• _Exercise aim_
Locate each line below that includes "Dompet" and reproduce it.

• _Source material_
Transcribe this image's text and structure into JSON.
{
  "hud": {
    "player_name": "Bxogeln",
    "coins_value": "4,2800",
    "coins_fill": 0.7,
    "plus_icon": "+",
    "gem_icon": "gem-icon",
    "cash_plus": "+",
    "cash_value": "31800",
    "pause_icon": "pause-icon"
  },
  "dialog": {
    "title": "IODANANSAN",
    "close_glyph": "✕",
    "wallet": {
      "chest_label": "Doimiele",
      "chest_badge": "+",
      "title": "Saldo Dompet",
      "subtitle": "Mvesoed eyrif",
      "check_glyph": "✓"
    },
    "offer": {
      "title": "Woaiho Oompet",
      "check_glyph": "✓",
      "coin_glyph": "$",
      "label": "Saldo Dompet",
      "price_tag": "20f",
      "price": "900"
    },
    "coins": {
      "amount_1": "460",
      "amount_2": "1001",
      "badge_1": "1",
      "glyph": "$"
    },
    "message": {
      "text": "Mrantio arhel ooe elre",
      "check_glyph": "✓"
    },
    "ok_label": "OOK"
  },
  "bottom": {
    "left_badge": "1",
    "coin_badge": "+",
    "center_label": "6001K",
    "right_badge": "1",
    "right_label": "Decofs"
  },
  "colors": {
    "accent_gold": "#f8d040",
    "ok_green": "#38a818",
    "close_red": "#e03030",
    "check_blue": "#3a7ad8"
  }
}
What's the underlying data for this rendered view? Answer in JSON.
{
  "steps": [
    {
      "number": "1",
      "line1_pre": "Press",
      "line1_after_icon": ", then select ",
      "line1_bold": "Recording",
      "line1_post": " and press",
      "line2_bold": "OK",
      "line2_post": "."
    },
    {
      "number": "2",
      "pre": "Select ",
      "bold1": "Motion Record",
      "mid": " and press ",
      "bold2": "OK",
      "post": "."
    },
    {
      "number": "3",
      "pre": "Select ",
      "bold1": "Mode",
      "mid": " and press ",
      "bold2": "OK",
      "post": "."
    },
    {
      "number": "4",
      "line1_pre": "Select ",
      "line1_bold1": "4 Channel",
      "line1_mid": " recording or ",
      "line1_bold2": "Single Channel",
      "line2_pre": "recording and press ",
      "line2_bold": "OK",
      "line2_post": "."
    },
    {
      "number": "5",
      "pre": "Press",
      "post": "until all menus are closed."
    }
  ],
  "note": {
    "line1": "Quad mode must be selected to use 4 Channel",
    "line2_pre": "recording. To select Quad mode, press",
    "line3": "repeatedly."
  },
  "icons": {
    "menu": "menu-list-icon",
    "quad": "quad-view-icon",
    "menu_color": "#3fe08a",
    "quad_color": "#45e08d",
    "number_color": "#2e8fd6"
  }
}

• _Task answer_
      "title": "Saldo Dompet",
      "label": "Saldo Dompet",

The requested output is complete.